In classic Rhodent style, last week’s Rhodes University Presidential Grazzle did not go smoothly, with the presidential debate cancelled before it even began due to the audience’s disregard for freedom of speech. Trouble began after it was announced that the event, which took place at the Barrat lecture theatre on August 9, would begin with presentations from candidates who had been unable to present the previous night.
Matthew Vermaak, who is the only white candidate running this year, received a sour reception before he even began his speech. He is running for the portfolio of Projects Manager. Despite the micro aggression he pushed on until he won some of the audience over by pledging to play a role in transforming Rhodes University and dedicating himself to causes such as the sanitary pad drive and Give5. After his speech he was accused of trans-erasure because he did not include trans-woman in his speech. The audience was not happy about this attack, as they thought it ignorant to assume that just because he could not as of yet cater for a minority meant he was trans-phobic. Then he was accused of white privilege and of failing to acknowledge this by continuing to run for the SRC. With all the criticism that he received based on his race, gender and class privilege he responded by using his campaign money after the Grazzle to buy sanitary pads and donated them to female residences. During the debate he warmed the audience by saying that all things could be fixed in one year.
Malivilwe Mhlaba was contesting the position for Environmental councillor. He highlighted the issues facing the university, such as clean water. Mhlaba said that he would work towards ensuring access to clean water but acknowledged that he cannot accomplish such a feat in one year. Mhlaba also said that he was open to ideas from students about environmental projects and that he would support any brought to his attention.
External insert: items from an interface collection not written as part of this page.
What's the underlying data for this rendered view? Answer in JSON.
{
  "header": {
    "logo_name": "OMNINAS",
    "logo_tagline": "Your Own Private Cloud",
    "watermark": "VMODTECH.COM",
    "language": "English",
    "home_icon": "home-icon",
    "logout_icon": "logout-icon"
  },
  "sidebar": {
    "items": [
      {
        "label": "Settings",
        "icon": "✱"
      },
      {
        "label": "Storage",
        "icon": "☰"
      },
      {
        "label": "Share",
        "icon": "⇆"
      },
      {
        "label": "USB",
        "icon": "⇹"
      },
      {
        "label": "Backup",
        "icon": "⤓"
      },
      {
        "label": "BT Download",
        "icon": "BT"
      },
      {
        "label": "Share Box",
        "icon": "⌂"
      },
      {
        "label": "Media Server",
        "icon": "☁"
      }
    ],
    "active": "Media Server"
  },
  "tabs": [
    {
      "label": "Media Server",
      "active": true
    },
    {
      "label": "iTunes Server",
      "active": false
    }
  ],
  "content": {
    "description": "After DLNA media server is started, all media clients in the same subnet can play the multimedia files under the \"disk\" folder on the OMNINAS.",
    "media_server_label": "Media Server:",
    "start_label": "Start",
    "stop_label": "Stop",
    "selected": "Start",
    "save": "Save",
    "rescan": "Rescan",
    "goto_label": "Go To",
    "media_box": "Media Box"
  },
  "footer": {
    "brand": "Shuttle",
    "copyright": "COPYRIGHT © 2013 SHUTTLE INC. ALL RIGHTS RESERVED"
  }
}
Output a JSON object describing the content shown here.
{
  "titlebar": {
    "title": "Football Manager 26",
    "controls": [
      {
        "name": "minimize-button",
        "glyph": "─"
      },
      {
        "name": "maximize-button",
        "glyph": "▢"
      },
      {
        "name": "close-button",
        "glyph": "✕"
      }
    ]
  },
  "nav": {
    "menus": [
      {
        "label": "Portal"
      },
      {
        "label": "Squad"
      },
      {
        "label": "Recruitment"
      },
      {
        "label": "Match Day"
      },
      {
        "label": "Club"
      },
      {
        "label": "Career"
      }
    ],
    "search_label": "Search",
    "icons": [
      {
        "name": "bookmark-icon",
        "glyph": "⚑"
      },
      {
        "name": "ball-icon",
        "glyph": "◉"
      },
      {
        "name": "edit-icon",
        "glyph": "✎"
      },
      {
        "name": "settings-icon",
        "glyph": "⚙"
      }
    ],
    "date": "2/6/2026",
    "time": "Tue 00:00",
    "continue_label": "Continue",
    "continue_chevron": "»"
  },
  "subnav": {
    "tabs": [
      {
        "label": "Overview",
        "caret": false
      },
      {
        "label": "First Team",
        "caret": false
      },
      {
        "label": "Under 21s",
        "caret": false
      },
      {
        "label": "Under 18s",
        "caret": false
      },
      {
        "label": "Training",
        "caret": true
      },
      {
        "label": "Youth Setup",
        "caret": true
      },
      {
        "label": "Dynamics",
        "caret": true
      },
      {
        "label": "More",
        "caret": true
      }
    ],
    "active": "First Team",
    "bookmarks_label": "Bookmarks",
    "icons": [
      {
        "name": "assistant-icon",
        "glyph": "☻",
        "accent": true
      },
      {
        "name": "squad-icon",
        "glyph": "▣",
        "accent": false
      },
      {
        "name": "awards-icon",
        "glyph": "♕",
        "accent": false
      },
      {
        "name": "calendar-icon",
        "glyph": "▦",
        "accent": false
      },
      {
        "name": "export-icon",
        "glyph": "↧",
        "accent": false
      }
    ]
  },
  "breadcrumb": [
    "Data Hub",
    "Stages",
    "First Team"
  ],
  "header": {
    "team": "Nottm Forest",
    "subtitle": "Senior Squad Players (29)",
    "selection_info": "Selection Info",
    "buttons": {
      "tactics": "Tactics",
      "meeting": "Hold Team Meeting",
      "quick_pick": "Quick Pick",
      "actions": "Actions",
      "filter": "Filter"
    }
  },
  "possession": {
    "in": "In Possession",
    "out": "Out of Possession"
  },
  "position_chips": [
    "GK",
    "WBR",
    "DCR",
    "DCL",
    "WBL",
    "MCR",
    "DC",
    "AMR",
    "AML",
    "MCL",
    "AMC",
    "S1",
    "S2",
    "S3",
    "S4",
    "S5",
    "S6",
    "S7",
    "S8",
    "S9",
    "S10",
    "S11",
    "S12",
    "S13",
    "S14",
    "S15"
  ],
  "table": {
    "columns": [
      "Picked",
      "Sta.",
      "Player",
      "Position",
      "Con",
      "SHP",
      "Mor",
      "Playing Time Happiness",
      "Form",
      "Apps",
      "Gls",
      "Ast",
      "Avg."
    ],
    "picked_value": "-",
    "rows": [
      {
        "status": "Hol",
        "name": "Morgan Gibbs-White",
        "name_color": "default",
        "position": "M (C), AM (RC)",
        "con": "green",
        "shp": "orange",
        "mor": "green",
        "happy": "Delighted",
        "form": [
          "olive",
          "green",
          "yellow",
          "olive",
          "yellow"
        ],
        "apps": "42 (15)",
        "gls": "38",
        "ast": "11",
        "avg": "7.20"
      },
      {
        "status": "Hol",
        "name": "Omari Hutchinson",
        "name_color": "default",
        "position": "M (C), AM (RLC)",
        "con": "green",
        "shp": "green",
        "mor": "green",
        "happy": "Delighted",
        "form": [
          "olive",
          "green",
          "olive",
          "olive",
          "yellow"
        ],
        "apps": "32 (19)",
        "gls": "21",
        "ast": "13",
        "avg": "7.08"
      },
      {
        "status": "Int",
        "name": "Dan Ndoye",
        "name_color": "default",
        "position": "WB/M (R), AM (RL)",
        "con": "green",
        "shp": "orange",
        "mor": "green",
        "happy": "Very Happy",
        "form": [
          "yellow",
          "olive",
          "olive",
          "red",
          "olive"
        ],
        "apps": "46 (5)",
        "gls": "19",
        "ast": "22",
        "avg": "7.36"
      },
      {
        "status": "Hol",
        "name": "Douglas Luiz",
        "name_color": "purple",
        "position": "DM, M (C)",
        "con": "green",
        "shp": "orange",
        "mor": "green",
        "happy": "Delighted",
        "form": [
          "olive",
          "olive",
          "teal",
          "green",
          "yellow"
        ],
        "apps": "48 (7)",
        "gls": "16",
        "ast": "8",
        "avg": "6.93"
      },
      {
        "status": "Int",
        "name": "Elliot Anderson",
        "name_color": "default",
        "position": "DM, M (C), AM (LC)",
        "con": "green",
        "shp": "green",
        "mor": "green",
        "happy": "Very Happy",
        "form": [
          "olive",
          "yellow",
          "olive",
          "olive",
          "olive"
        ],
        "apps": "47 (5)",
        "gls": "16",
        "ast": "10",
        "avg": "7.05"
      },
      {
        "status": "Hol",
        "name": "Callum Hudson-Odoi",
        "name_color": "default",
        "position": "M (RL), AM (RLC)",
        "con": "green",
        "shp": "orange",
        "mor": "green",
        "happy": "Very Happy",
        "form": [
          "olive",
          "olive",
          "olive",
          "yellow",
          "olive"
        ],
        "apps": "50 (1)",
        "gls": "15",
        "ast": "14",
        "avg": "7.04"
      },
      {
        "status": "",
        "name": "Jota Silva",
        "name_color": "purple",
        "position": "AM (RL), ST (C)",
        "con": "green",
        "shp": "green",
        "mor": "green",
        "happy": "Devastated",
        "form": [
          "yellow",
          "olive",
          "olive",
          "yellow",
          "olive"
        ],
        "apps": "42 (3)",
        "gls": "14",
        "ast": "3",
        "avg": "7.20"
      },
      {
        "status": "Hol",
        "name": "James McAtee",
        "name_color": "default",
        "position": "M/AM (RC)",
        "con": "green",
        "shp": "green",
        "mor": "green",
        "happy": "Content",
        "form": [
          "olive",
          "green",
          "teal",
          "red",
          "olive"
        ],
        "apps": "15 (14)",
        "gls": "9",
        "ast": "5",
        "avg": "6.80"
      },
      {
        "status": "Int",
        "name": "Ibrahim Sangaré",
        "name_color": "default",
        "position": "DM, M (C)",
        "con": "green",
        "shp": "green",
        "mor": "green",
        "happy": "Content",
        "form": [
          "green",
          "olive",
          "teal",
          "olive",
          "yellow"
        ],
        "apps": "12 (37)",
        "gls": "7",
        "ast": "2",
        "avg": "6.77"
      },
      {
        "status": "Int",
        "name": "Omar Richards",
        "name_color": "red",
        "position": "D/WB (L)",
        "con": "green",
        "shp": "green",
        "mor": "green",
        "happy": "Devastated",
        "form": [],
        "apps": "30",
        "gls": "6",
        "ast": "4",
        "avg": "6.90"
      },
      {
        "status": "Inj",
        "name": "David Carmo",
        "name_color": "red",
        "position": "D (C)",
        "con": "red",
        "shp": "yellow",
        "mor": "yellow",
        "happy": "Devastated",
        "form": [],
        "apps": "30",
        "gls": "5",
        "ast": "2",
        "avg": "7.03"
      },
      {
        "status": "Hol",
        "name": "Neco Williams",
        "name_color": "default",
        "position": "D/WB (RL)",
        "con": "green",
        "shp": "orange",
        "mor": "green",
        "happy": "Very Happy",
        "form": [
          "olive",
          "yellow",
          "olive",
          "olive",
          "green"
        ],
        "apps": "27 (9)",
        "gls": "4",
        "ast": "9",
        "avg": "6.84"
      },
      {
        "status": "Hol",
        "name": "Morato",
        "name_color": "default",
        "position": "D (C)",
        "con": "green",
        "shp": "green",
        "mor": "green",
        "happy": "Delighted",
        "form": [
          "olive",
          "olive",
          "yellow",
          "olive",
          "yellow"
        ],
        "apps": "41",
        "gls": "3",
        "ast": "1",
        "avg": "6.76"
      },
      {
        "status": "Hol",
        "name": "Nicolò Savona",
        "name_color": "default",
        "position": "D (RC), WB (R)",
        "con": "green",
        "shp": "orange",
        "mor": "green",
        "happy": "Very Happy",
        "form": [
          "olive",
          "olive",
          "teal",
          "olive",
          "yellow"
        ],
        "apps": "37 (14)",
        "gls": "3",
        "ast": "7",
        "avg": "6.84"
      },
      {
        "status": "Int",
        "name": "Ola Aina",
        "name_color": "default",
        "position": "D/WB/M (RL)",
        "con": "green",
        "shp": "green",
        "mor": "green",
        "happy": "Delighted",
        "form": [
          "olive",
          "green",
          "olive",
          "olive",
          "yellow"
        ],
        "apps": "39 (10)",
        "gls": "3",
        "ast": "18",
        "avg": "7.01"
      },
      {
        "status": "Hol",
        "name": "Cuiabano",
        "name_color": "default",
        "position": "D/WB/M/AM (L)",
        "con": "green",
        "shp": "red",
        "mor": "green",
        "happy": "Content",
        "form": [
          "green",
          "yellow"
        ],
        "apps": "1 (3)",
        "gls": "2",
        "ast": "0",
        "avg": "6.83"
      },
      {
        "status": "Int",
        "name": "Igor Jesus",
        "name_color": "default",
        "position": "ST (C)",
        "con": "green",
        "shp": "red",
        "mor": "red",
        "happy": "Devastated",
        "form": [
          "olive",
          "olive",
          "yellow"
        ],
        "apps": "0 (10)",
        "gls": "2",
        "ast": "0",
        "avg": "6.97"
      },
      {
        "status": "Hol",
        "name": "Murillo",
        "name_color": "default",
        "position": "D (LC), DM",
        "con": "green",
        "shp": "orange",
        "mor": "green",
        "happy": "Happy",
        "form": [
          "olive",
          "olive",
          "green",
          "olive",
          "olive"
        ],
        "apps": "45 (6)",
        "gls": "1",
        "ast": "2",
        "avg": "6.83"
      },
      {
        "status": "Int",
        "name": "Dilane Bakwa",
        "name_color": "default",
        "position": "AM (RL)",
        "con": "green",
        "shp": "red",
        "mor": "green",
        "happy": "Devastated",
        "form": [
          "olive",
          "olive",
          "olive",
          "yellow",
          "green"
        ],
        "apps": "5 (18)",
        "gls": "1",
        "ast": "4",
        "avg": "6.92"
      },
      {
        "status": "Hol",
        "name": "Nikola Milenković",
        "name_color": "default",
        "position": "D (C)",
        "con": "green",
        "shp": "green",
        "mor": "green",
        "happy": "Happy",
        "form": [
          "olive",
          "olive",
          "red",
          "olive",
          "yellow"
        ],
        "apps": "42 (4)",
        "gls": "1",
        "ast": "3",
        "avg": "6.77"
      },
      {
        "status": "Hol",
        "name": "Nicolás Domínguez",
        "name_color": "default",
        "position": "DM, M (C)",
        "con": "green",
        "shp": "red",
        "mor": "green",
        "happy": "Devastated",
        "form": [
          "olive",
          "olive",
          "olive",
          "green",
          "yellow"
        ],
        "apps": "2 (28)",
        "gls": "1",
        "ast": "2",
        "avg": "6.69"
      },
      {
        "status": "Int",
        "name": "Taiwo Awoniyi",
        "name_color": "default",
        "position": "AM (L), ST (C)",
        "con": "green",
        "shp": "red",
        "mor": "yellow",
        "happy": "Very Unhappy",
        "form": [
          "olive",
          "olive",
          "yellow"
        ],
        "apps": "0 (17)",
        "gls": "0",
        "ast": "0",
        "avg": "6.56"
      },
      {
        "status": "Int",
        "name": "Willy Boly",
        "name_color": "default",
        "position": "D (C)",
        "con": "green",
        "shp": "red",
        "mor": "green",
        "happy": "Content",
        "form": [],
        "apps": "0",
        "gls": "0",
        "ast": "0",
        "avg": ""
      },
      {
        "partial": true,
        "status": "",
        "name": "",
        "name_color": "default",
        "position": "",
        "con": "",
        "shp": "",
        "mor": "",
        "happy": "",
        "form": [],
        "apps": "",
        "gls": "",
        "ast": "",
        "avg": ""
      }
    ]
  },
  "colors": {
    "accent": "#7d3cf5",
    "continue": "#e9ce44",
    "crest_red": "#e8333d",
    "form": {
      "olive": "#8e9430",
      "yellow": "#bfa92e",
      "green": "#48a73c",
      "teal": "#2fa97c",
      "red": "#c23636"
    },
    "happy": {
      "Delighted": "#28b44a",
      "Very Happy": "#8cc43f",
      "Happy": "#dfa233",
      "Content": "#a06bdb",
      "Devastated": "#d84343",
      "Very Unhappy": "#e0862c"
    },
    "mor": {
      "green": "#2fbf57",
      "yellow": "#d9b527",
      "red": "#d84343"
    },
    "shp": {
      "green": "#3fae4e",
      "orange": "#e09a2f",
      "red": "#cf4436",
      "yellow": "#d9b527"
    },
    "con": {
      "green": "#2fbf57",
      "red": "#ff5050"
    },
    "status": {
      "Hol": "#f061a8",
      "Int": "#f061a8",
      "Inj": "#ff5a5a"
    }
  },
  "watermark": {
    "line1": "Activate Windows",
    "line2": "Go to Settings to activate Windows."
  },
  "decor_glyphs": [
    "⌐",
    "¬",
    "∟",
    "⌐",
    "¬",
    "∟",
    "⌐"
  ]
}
Stephen B. Dorbor Jr was contesting for the Environmental Councillor position. He said that he has a passion for the environment. Dorbor said that he would engage with the environmental representative, the Oppidans, and the community of Grahamstown. Seeing the environment from a global scale he said that “the environment is not about Rhodes, is not about Grahamstown, it’s about everyone”. He spoke about recycling to ensure profit and he said that environmental protection accumulated by little acts of awareness such as turning off lights.
Tafadzwa Nyamugafata was running for the position of Treasurer. She said that her campaign was based on three pillars: social responsibility, transparency, and integrity. She said “I will remain accountable not only to the SRC but also to the students.” Nyamugafata was asked how she would prioritise student societies that focused on transformation, how she would ensure that no student was financially excluded, and whether she would ensure that the two retreats for the SCR would no longer take place to save money. She responded by saying that societies would have to substantiate their causes in order to be funded. In response to the question about financial exclusion, Nyamugafata said that at this point not all students could be funded but she called for people to fight the system. To the question of the retreat she said that she could not respond without first researching the reasons behind it.
She was the last to present before the actual debate began. The first candidate to present for the Presidency was Hope Mashozhera, who is currently the Academic Councillor for the SRC. Before he began his presentation, the audience started to chant “Wemalala Wo, UHope Usengozini” (Hope is in danger). The IEB said that if he was not allowed to speak the debate would have to be cancelled as that violated his rights and nullified the process. Hope Mashozhera stood up to the crowd and refused to step down. Many people intervened and he stood his ground. The debate was therefore cancelled. The students were dissatisfied with this and stated that they would lay a case against the IEB because it violated their rights to a Presidential debate.
When the student body began to disperse some female’s attacked Hope Mashozhera, attempting to fight him. Then the candidates took to the SRC to declare that they were laying a case against the IEB. They said that they refused to run with a candidate such as Hope and they also accused him of physical violence against women at the Presidential Grazzle. This was followed by two days’ worth of debate on the SRC page where Siyamthanda Nyulu (Presidential Candidate) was accused of hacking into the present SRC’s Facebook group and leaking their private messages to the student body for weeks. As we stand, many people have vouched to hit the no vote button.
The level of hypocrisy that surrounds this election where activists turned politicians now want to be part of the SRC that they have spent months trampling on, has left many turned on their heads. Voting by Oppidans has already begun; however, it remains to be seen whether or not “Hope” really is in danger.
Written by: Nokwanda Dlamini